Typical tool properties needed, generally, to machine cast-iron are high hot-hardness and chemical stability but, depending upon the operation, work pieces and machining conditions, toughness, thermal shock resistance and strength are needed from the cutting edge. Ceramic grades are used to machine cast-iron along with cemented carbide. Obtaining satisfactory results in machining cast-iron is dependent on how the cutting-edge wear develops: rapid blunting will mean premature edge breakdown through thermal cracks and chipping and poor results by way of work piece frittering, poor surface finish, and excessive waviness. Well-developed flank wear, maintaining a balanced sharp edge, is generally to be strived for .
Modern CAD/CAM-systems can be used in much better ways if old thinking, traditional tooling and production habits are abandoned. If instead, new ways of thinking that also approach an application, there will be a lot of wins and savings in the end. If using a programming technique in which the main ingredients are to “slice-off” material with a constant Z-value, using contouring tool paths in combination with down milling, the result will be:
i. a considerably shorter machining time;
ii. better machine and tool utilization;
iii. improved geometrical quality of the machined die or mould; and
iv. less manual polishing and try out time.
In combination with modern holding and cutting tools it has been proven many times that this concept can cut the total production cost considerably. A human being cannot compete, no matter how skilled, with a computerized tool path when it comes to precision. Different persons use different pressures when doing stoning and polishing, resulting most often in too big dimensional deviations. It is also difficult to find and recruit skilled, experienced labour in this field. The machining process should be divided into at least three operation types; roughing, semi-finishing and finishing, sometimes even super-finishing in the context of mostly HSM applications .
HSM processes have underlined the necessity to develop both the CAM and CNC-technology radically. HSM is not simply a question of controlling and driving the axes and turning the spindles faster. HSM applications create a need of much faster data communication between different units in the process chain. There are also specific conditions for the cutting process in HSM applications that conventional CNCs cannot handle.
The typical structure for generating data and performing the cutting and measuring process is depicted in Fig. 2.

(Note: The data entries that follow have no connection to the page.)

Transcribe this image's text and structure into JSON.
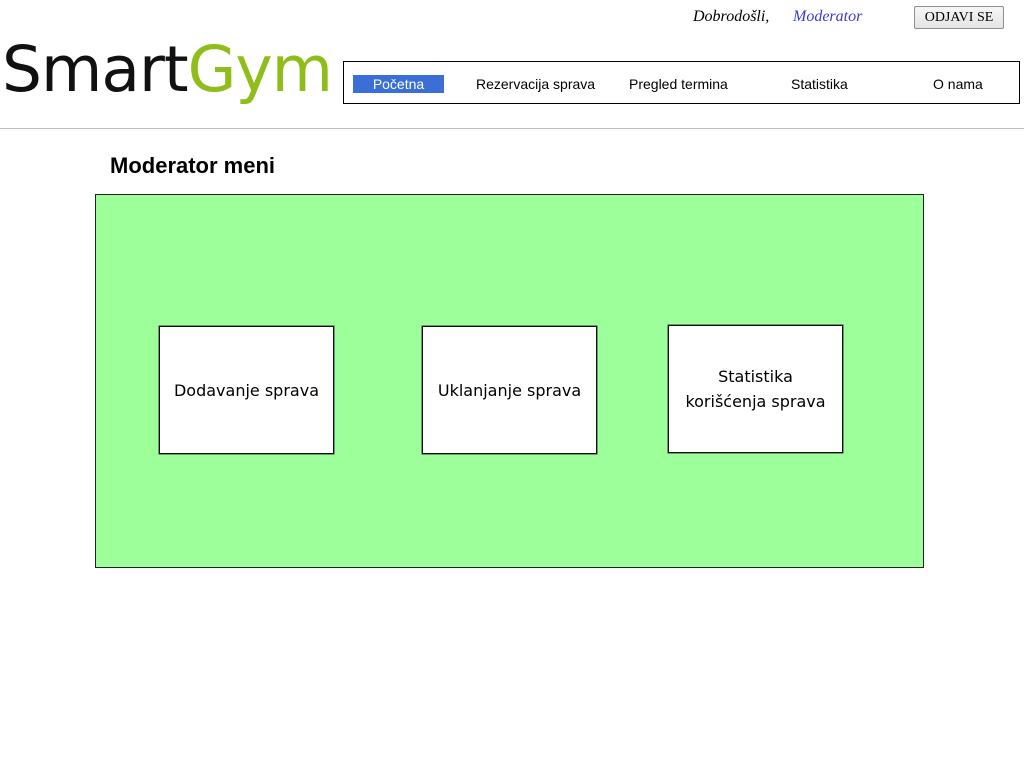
{
  "header": {
    "welcome_text": "Dobrodošli,",
    "username": "Moderator",
    "logout_label": "ODJAVI SE"
  },
  "logo": {
    "part1": "Smart",
    "part2": "Gym",
    "colors": {
      "part1": "#111111",
      "part2": "#8fbd1a"
    }
  },
  "nav": {
    "active_index": 0,
    "items": [
      {
        "label": "Početna"
      },
      {
        "label": "Rezervacija sprava"
      },
      {
        "label": "Pregled termina"
      },
      {
        "label": "Statistika"
      },
      {
        "label": "O nama"
      }
    ],
    "active_color": "#3b6fd6"
  },
  "main": {
    "title": "Moderator meni",
    "panel_color": "#9cff99",
    "cards": [
      {
        "label": "Dodavanje sprava"
      },
      {
        "label": "Uklanjanje sprava"
      },
      {
        "label": "Statistika korišćenja sprava"
      }
    ]
  }
}
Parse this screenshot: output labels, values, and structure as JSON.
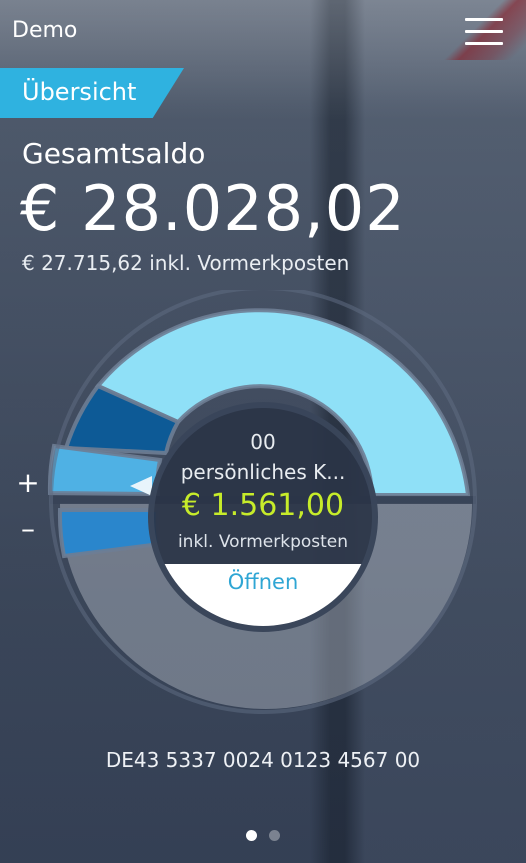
{
  "header": {
    "app_title": "Demo",
    "menu_icon": "hamburger-menu-icon"
  },
  "tab": {
    "label": "Übersicht"
  },
  "summary": {
    "label": "Gesamtsaldo",
    "amount": "€ 28.028,02",
    "pending": "€ 27.715,62 inkl. Vormerkposten"
  },
  "gauge": {
    "plus_label": "+",
    "minus_label": "–",
    "selected_color": "#8fe0f7",
    "segment_colors": [
      "#8fe0f7",
      "#0d5a96",
      "#4fb1e4",
      "#2a86cc"
    ]
  },
  "account": {
    "number": "00",
    "name": "persönliches K...",
    "balance": "€ 1.561,00",
    "pending": "inkl. Vormerkposten",
    "open_label": "Öffnen",
    "balance_color": "#c7ec2a"
  },
  "footer": {
    "iban": "DE43 5337 0024 0123 4567 00",
    "page_dots": [
      true,
      false
    ]
  },
  "colors": {
    "accent": "#2fb2e0"
  }
}
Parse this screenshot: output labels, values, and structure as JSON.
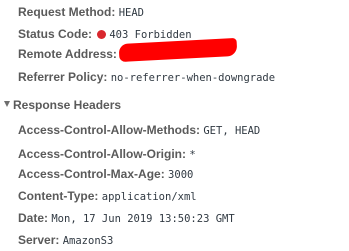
{
  "general": {
    "request_method": {
      "key": "Request Method:",
      "value": "HEAD"
    },
    "status_code": {
      "key": "Status Code:",
      "value": "403 Forbidden",
      "status_color": "#d9272e"
    },
    "remote_address": {
      "key": "Remote Address:",
      "value": ""
    },
    "referrer_policy": {
      "key": "Referrer Policy:",
      "value": "no-referrer-when-downgrade"
    }
  },
  "response_headers": {
    "title": "Response Headers",
    "expanded": true,
    "items": [
      {
        "key": "Access-Control-Allow-Methods:",
        "value": "GET, HEAD"
      },
      {
        "key": "Access-Control-Allow-Origin:",
        "value": "*"
      },
      {
        "key": "Access-Control-Max-Age:",
        "value": "3000"
      },
      {
        "key": "Content-Type:",
        "value": "application/xml"
      },
      {
        "key": "Date:",
        "value": "Mon, 17 Jun 2019 13:50:23 GMT"
      },
      {
        "key": "Server:",
        "value": "AmazonS3"
      }
    ]
  },
  "colors": {
    "redaction": "#ff0000",
    "key_text": "#5a5a5a",
    "value_text": "#303942"
  }
}
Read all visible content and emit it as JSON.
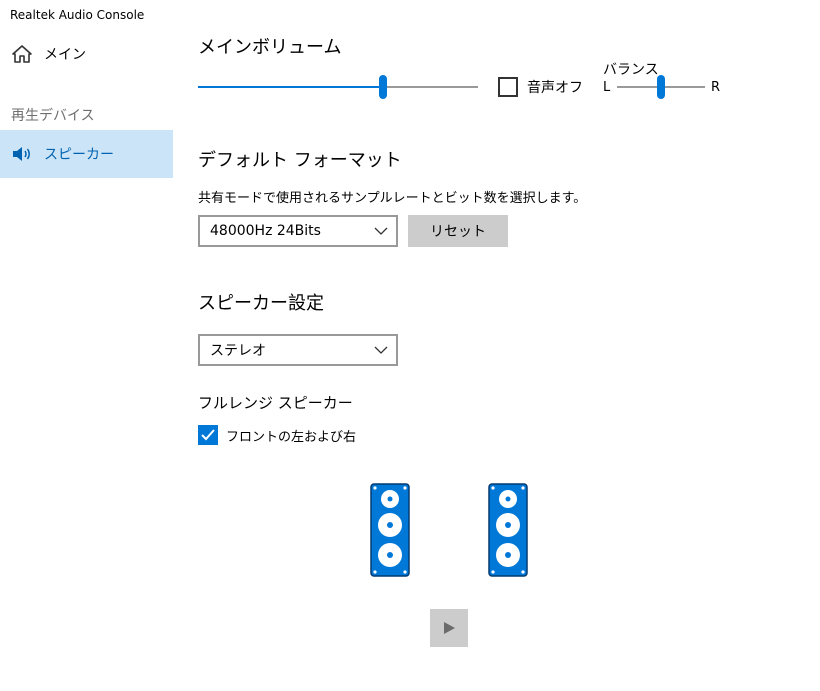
{
  "app": {
    "title": "Realtek Audio Console"
  },
  "sidebar": {
    "main_item": {
      "label": "メイン",
      "icon": "home-icon"
    },
    "section_label": "再生デバイス",
    "devices": [
      {
        "label": "スピーカー",
        "icon": "speaker-icon",
        "selected": true
      }
    ]
  },
  "volume": {
    "heading": "メインボリューム",
    "level": 0.66,
    "mute_label": "音声オフ",
    "muted": false,
    "balance": {
      "title": "バランス",
      "left_label": "L",
      "right_label": "R",
      "value": 0.5
    }
  },
  "format": {
    "heading": "デフォルト フォーマット",
    "description": "共有モードで使用されるサンプルレートとビット数を選択します。",
    "selected": "48000Hz 24Bits",
    "reset_label": "リセット"
  },
  "speaker_config": {
    "heading": "スピーカー設定",
    "selected": "ステレオ",
    "fullrange_title": "フルレンジ スピーカー",
    "front_label": "フロントの左および右",
    "front_checked": true
  },
  "colors": {
    "accent": "#0078d7",
    "selected_bg": "#cce4f7",
    "button_bg": "#cccccc"
  }
}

This type of process structure is characterized by specific configuration of data for each computer. The communication of data between each computer in this chain has to be adapted and translated. The communication is always of one way-type. There are often several types of interfaces without a common standard .